While threats are issued to Peter and John from the Sanhedrin, the authorities realized that they would have a real problem on their hands if they tried to do anything more. It is narrated by Luke, “They could not decide how to punish them, because all the people were praising God for what had happened” (Acts 4:21, NIV). A crowd, which once stood in agreement with condemning Yeshua to death, has now seen a lame man healed in the name of Yeshua, and is praising the God of Israel for it. It is further noted, “For the man on whom this sign of healing was performed was more than forty years old” (Acts 4:22, RSV). There could be chaos in the streets if Peter and John were held indefinitely as criminals, for doing nothing more than seeing that a man was healed.

Proponents of a low Christology, of Yeshua the Messiah being a created agent of God, would claim that the Apostles not saying anything about “Jesus is God, believe in Him,” serves to prove their case. Proponents of a high Christology, of Yeshua the Messiah being integrated into the Divine Identity, should instead draw readers’ attention to what is taking place in the scene of Acts ch. 4: the Apostles Peter and John are having to defend themselves to the very Sanhedrin that condemned Yeshua to die. If these two figures really did consider Yeshua to be integrated into the Divine Identity as God, and would ever have a legitimate chance at having a hearing, they would have to establish Yeshua as being a prophet and then as Messiah of Israel—which would be difficult enough—and following this be able to provide a case for His origins. A clue that the nature of Yeshua goes well beyond that of a created supernatural entity, is definitely seen in that He is the only source of salvation for human beings (Acts 4:12). Would this be able to be affirmed about any supernatural agent of God, such as an archangel or the figure of Wisdom?
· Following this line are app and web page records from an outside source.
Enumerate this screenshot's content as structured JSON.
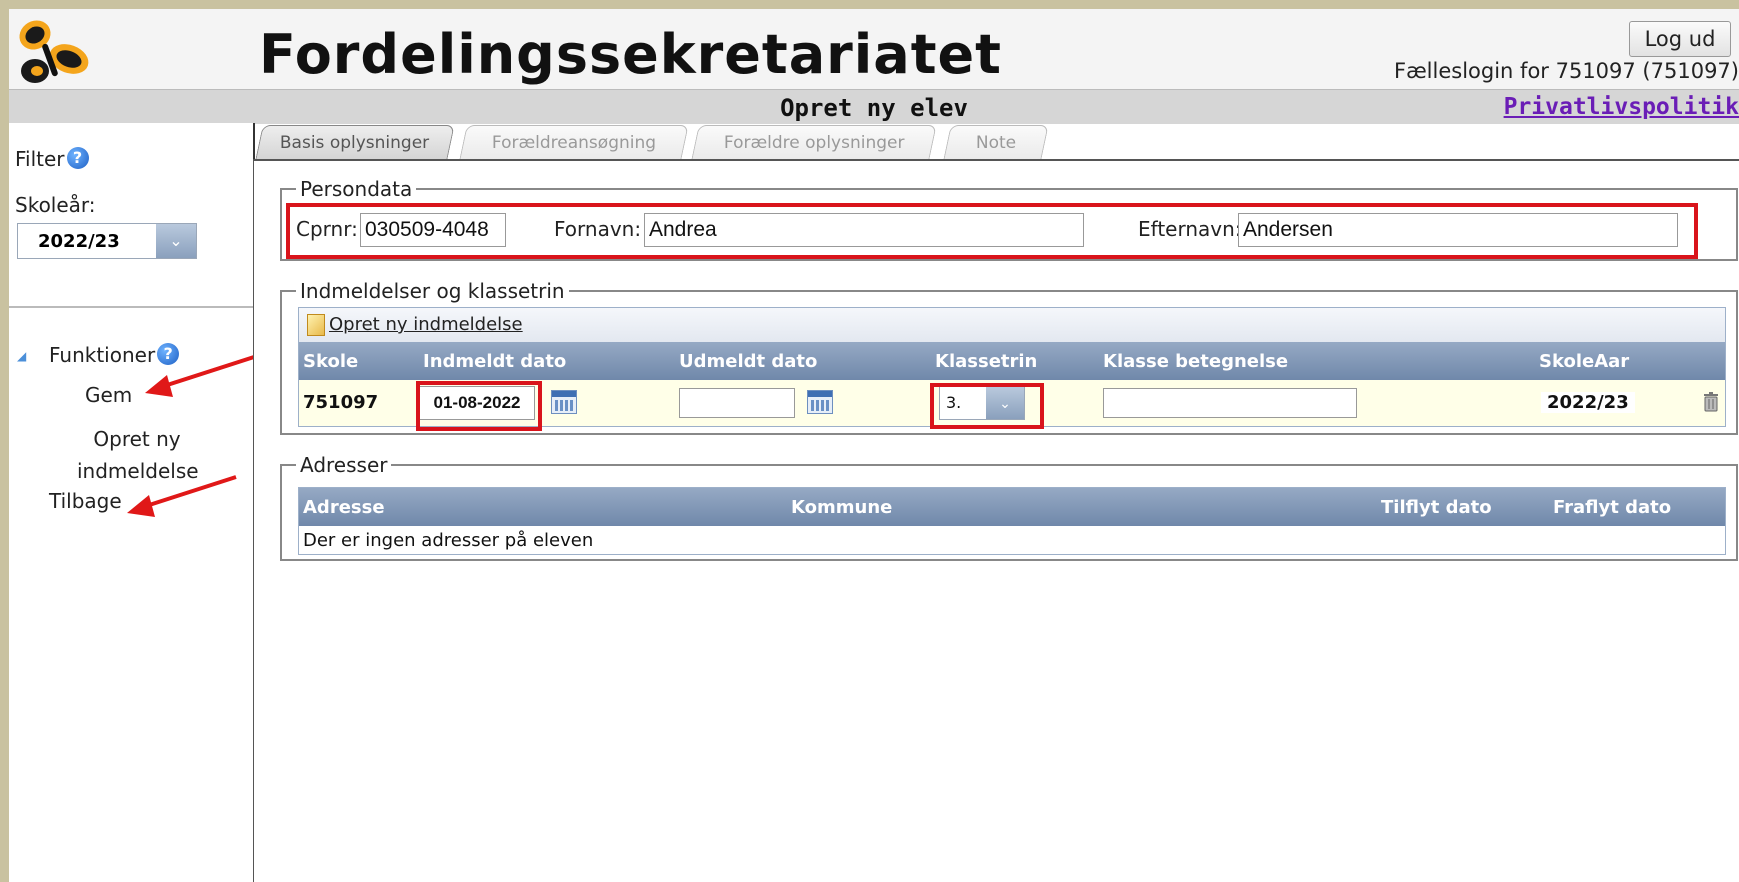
{
  "header": {
    "title": "Fordelingssekretariatet",
    "logout_label": "Log ud",
    "login_info": "Fælleslogin for 751097 (751097)",
    "page_title": "Opret ny elev",
    "privacy_link": "Privatlivspolitik"
  },
  "sidebar": {
    "filter_label": "Filter",
    "school_year_label": "Skoleår:",
    "school_year_value": "2022/23",
    "functions_label": "Funktioner",
    "items": [
      {
        "label": "Gem"
      },
      {
        "label": "Opret ny indmeldelse"
      },
      {
        "label": "Tilbage"
      }
    ]
  },
  "tabs": [
    {
      "label": "Basis oplysninger",
      "active": true
    },
    {
      "label": "Forældreansøgning",
      "active": false
    },
    {
      "label": "Forældre oplysninger",
      "active": false
    },
    {
      "label": "Note",
      "active": false
    }
  ],
  "persondata": {
    "legend": "Persondata",
    "cpr_label": "Cprnr:",
    "cpr_value": "030509-4048",
    "firstname_label": "Fornavn:",
    "firstname_value": "Andrea",
    "lastname_label": "Efternavn:",
    "lastname_value": "Andersen"
  },
  "enrollments": {
    "legend": "Indmeldelser og klassetrin",
    "new_link": "Opret ny indmeldelse",
    "columns": [
      "Skole",
      "Indmeldt dato",
      "Udmeldt dato",
      "Klassetrin",
      "Klasse betegnelse",
      "SkoleAar"
    ],
    "row": {
      "school": "751097",
      "enrolled_date": "01-08-2022",
      "unenrolled_date": "",
      "grade": "3.",
      "class_name": "",
      "school_year": "2022/23"
    }
  },
  "addresses": {
    "legend": "Adresser",
    "columns": [
      "Adresse",
      "Kommune",
      "Tilflyt dato",
      "Fraflyt dato"
    ],
    "empty_message": "Der er ingen adresser på eleven"
  },
  "colors": {
    "highlight_red": "#d9141b",
    "grid_header": "#7088aa",
    "row_bg": "#ffffe8",
    "privacy_link": "#6a1db6"
  }
}
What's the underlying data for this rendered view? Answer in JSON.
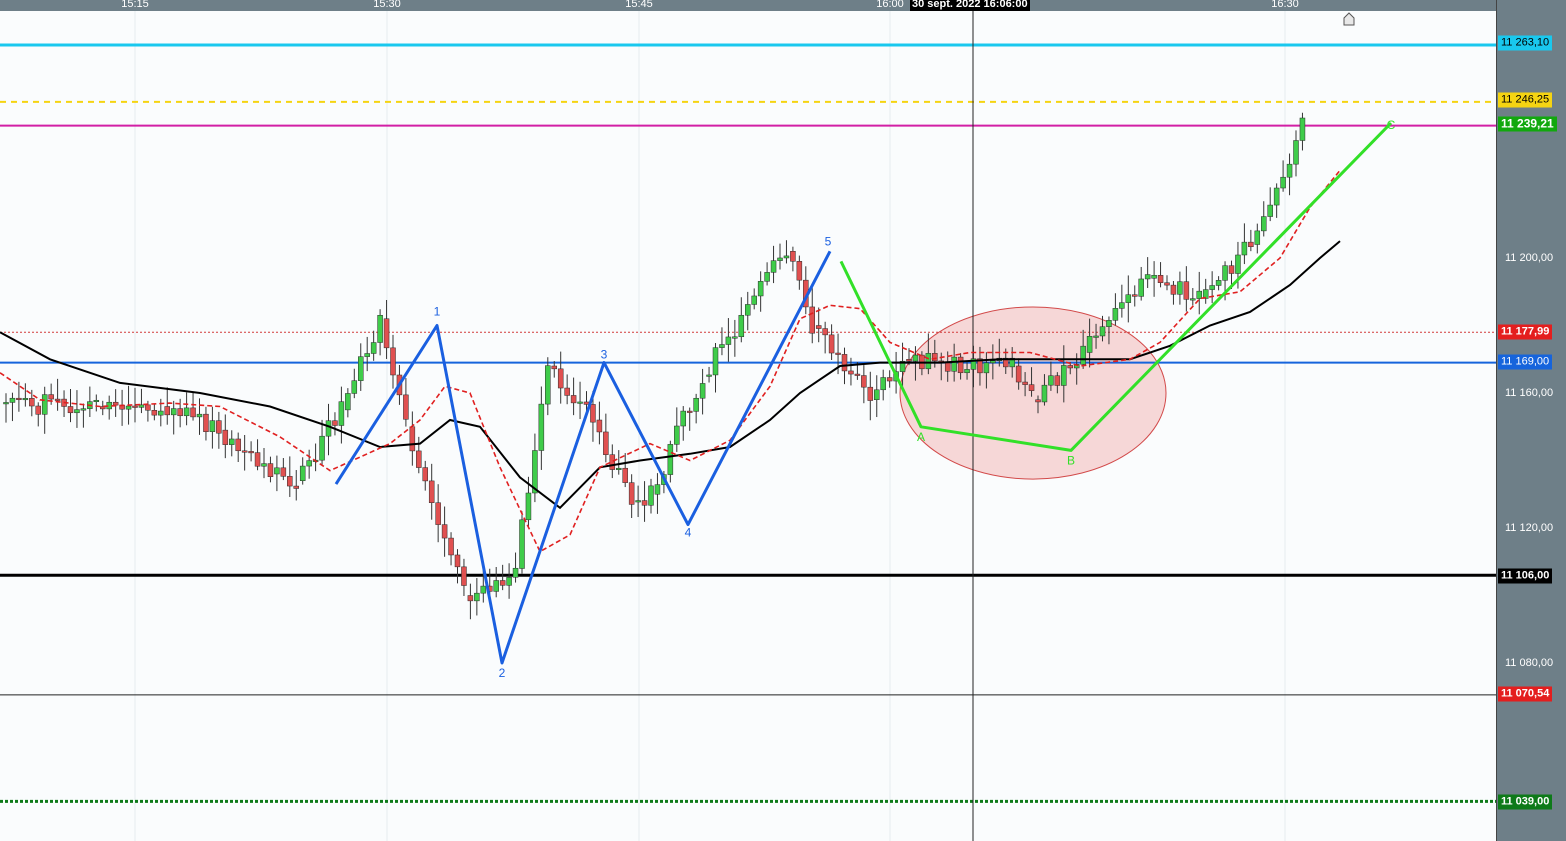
{
  "timebar": {
    "labels": [
      "15:15",
      "15:30",
      "15:45",
      "16:00",
      "16:30"
    ],
    "crosshair_time": "30 sept. 2022 16:06:00"
  },
  "axis": {
    "ticks": [
      "11 200,00",
      "11 160,00",
      "11 120,00",
      "11 080,00"
    ]
  },
  "levels": [
    {
      "label": "11 263,10",
      "value": 11263.1,
      "color": "#19c8ee",
      "label_bg": "#19c8ee",
      "label_fg": "#000000",
      "style": "solid"
    },
    {
      "label": "11 246,25",
      "value": 11246.25,
      "color": "#f5d412",
      "label_bg": "#f5d412",
      "label_fg": "#000000",
      "style": "dashed"
    },
    {
      "label": "11 239,21",
      "value": 11239.21,
      "color": "#d21fa5",
      "label_bg": "#11a80e",
      "label_fg": "#ffffff",
      "style": "solid"
    },
    {
      "label": "11 177,99",
      "value": 11177.99,
      "color": "#d23a3a",
      "label_bg": "#e41e1e",
      "label_fg": "#ffffff",
      "style": "dotted"
    },
    {
      "label": "11 169,00",
      "value": 11169.0,
      "color": "#1664dc",
      "label_bg": "#1664dc",
      "label_fg": "#ffffff",
      "style": "solid"
    },
    {
      "label": "11 106,00",
      "value": 11106.0,
      "color": "#000000",
      "label_bg": "#000000",
      "label_fg": "#ffffff",
      "style": "solid"
    },
    {
      "label": "11 070,54",
      "value": 11070.54,
      "color": "#222222",
      "label_bg": "#e41e1e",
      "label_fg": "#ffffff",
      "style": "thin"
    },
    {
      "label": "11 039,00",
      "value": 11039.0,
      "color": "#0e7a19",
      "label_bg": "#0e7a19",
      "label_fg": "#ffffff",
      "style": "dotted"
    }
  ],
  "wave_labels": {
    "blue": [
      "1",
      "2",
      "3",
      "4",
      "5"
    ],
    "green": [
      "A",
      "B",
      "C"
    ]
  },
  "colors": {
    "up_candle": "#3fcc4a",
    "down_candle": "#e05050",
    "blue_wave": "#1a5fe0",
    "green_wave": "#32e028",
    "sma_fast": "#e02020",
    "sma_slow": "#000000",
    "ellipse_fill": "#f2b8b8",
    "ellipse_stroke": "#d24a4a"
  },
  "chart_data": {
    "type": "candlestick",
    "ylim": [
      11022,
      11285
    ],
    "x_axis_ticks": [
      "15:15",
      "15:30",
      "15:45",
      "16:00",
      "16:30"
    ],
    "y_axis_ticks": [
      11200,
      11160,
      11120,
      11080
    ],
    "segments": [
      {
        "from": 11157,
        "to": 11156,
        "n": 15,
        "seed": 1
      },
      {
        "from": 11156,
        "to": 11156,
        "n": 10,
        "seed": 2
      },
      {
        "from": 11156,
        "to": 11149,
        "n": 9,
        "seed": 3
      },
      {
        "from": 11149,
        "to": 11136,
        "n": 8,
        "seed": 4
      },
      {
        "from": 11136,
        "to": 11134,
        "n": 4,
        "seed": 5
      },
      {
        "from": 11134,
        "to": 11155,
        "n": 7,
        "seed": 6
      },
      {
        "from": 11155,
        "to": 11182,
        "n": 6,
        "seed": 7
      },
      {
        "from": 11182,
        "to": 11150,
        "n": 4,
        "seed": 8
      },
      {
        "from": 11150,
        "to": 11100,
        "n": 9,
        "seed": 9
      },
      {
        "from": 11100,
        "to": 11108,
        "n": 8,
        "seed": 10
      },
      {
        "from": 11108,
        "to": 11168,
        "n": 5,
        "seed": 11
      },
      {
        "from": 11168,
        "to": 11152,
        "n": 7,
        "seed": 12
      },
      {
        "from": 11152,
        "to": 11128,
        "n": 6,
        "seed": 13
      },
      {
        "from": 11128,
        "to": 11130,
        "n": 3,
        "seed": 14
      },
      {
        "from": 11130,
        "to": 11165,
        "n": 8,
        "seed": 15
      },
      {
        "from": 11165,
        "to": 11202,
        "n": 13,
        "seed": 16
      },
      {
        "from": 11202,
        "to": 11180,
        "n": 4,
        "seed": 17
      },
      {
        "from": 11180,
        "to": 11158,
        "n": 9,
        "seed": 18
      },
      {
        "from": 11158,
        "to": 11170,
        "n": 5,
        "seed": 19
      },
      {
        "from": 11170,
        "to": 11168,
        "n": 17,
        "seed": 20
      },
      {
        "from": 11168,
        "to": 11158,
        "n": 3,
        "seed": 21
      },
      {
        "from": 11158,
        "to": 11172,
        "n": 8,
        "seed": 22
      },
      {
        "from": 11172,
        "to": 11194,
        "n": 10,
        "seed": 23
      },
      {
        "from": 11194,
        "to": 11188,
        "n": 8,
        "seed": 24
      },
      {
        "from": 11188,
        "to": 11204,
        "n": 8,
        "seed": 25
      },
      {
        "from": 11204,
        "to": 11239,
        "n": 8,
        "seed": 26
      }
    ],
    "sma_fast": [
      [
        0,
        11166
      ],
      [
        40,
        11158
      ],
      [
        100,
        11156
      ],
      [
        170,
        11157
      ],
      [
        220,
        11156
      ],
      [
        280,
        11147
      ],
      [
        330,
        11137
      ],
      [
        390,
        11145
      ],
      [
        420,
        11152
      ],
      [
        445,
        11162
      ],
      [
        470,
        11160
      ],
      [
        500,
        11138
      ],
      [
        540,
        11113
      ],
      [
        570,
        11118
      ],
      [
        600,
        11138
      ],
      [
        650,
        11145
      ],
      [
        690,
        11140
      ],
      [
        730,
        11146
      ],
      [
        770,
        11162
      ],
      [
        800,
        11182
      ],
      [
        830,
        11186
      ],
      [
        860,
        11185
      ],
      [
        890,
        11175
      ],
      [
        930,
        11170
      ],
      [
        970,
        11172
      ],
      [
        1030,
        11172
      ],
      [
        1080,
        11168
      ],
      [
        1130,
        11170
      ],
      [
        1160,
        11175
      ],
      [
        1200,
        11188
      ],
      [
        1240,
        11190
      ],
      [
        1280,
        11200
      ],
      [
        1310,
        11215
      ],
      [
        1340,
        11226
      ]
    ],
    "sma_slow": [
      [
        0,
        11178
      ],
      [
        50,
        11170
      ],
      [
        120,
        11163
      ],
      [
        200,
        11160
      ],
      [
        270,
        11156
      ],
      [
        330,
        11150
      ],
      [
        380,
        11144
      ],
      [
        420,
        11145
      ],
      [
        450,
        11152
      ],
      [
        480,
        11150
      ],
      [
        520,
        11135
      ],
      [
        560,
        11126
      ],
      [
        600,
        11138
      ],
      [
        640,
        11140
      ],
      [
        690,
        11142
      ],
      [
        730,
        11144
      ],
      [
        770,
        11152
      ],
      [
        800,
        11160
      ],
      [
        840,
        11168
      ],
      [
        880,
        11169
      ],
      [
        940,
        11169
      ],
      [
        1000,
        11170
      ],
      [
        1060,
        11170
      ],
      [
        1130,
        11170
      ],
      [
        1170,
        11174
      ],
      [
        1210,
        11180
      ],
      [
        1250,
        11184
      ],
      [
        1290,
        11192
      ],
      [
        1320,
        11200
      ],
      [
        1340,
        11205
      ]
    ],
    "blue_wave": [
      [
        336,
        11133
      ],
      [
        437,
        11180
      ],
      [
        502,
        11080
      ],
      [
        604,
        11169
      ],
      [
        688,
        11121
      ],
      [
        830,
        11202
      ]
    ],
    "green_wave": [
      [
        841,
        11199
      ],
      [
        921,
        11150
      ],
      [
        1071,
        11143
      ],
      [
        1391,
        11240
      ]
    ],
    "ellipse": {
      "cx": 1033,
      "cy_value": 11160,
      "rx": 133,
      "ry_value_half": 25.5
    }
  }
}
Readers of Acts 4:30 following, as the prayer of the Believers is issued to God the Father, note the plea, “Stretch out your hand to heal and to do signs and miracles through the name of your holy servant Yeshua” (CJB/CJSB). They ask for more supernatural healings and miracles to take place, specifically so that the injustice which took place for Yeshua being turned over to the religious and political authorities (Acts 4:25-29), can be vindicated. With more miracles taking place, more can inquire about who this Yeshua is, and the multiple dimensions of both the salvation He provides and His true nature.